Penn State's Jack Ham Selected to the FWAA's 75th Anniversary All-America Team - Black Shoe Diaries
NFL and college football hall of famer Jack Ham was selected by the Football Writers Association of America to its 75th anniversary All-America team.

Illinois Football: Dick Butkus named to FWAA 75th anniversary team - The Champaign Room
Butkus is sole Illinois constituent on the list.

Jones is the sole Iowa constituent on the list.

HAHAHAHA. One apiece.

Baylor football player convicted of sexual assault - Courts And Trials

Baylor investigated the incident, but Associate Dean Bethany McCraw testified outside the presence of the jury that she determined "by a preponderance of the evidence that there was not enough evidence to move forward." Ukwuachu was not arrested until the case was forwarded to the district attorney’s office. Baylor had cleared him to play until he was indicted, according to defense attorney Jonathan Sibley.

I'm really starting to hate Art Briles. Yes, he's turned around Baylor, but... this is the cost?

Read this article and you can come away with nothing but disgust.

Baylor, Art Briles ignored responsibility in admitting Sam Ukwuachu

When Art Briles recruited Sam Ukwuachu to Baylor University, he turned every female on campus into a potential victim.

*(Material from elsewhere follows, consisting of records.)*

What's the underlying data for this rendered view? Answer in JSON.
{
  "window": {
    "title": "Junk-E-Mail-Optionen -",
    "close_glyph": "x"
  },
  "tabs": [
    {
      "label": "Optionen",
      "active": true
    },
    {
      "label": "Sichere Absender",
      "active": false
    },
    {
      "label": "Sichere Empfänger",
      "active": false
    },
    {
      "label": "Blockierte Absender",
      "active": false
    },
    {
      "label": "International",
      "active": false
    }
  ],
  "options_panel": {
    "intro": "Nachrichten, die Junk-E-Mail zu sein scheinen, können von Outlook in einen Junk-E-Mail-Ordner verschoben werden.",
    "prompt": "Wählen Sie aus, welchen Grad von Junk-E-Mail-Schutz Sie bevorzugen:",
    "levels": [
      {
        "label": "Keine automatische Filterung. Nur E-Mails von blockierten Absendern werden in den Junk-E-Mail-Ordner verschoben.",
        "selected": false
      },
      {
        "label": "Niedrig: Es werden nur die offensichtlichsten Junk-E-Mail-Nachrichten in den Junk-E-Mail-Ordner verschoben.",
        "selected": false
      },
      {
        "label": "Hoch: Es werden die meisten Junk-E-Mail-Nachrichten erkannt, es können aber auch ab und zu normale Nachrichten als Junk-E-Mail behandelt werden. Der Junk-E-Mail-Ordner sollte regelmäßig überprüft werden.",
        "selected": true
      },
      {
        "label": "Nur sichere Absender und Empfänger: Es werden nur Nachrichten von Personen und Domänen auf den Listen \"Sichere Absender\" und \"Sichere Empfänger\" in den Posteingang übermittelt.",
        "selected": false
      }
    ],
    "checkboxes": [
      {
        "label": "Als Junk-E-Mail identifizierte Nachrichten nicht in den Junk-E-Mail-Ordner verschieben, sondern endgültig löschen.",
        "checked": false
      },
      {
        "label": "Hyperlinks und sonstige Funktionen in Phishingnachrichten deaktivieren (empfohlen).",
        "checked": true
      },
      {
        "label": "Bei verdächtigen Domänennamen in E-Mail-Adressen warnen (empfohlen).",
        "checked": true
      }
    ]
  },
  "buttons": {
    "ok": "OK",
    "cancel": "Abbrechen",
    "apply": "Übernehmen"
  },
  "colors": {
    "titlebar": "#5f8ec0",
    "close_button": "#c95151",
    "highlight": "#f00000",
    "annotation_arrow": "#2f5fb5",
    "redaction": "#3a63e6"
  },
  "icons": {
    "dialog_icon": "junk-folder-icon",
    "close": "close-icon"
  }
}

When Briles' superiors signed off on bringing the talented defensive end to Waco, they tacitly approved of putting students in harm's wake.

Pretty damning article from Dan Wolken, as it should be.

Deez Nuts, explained - Vox

What a fake presidential candidate's inclusion in real polls tells us about the presidential race.

Ending with some levity because some things you just need to know.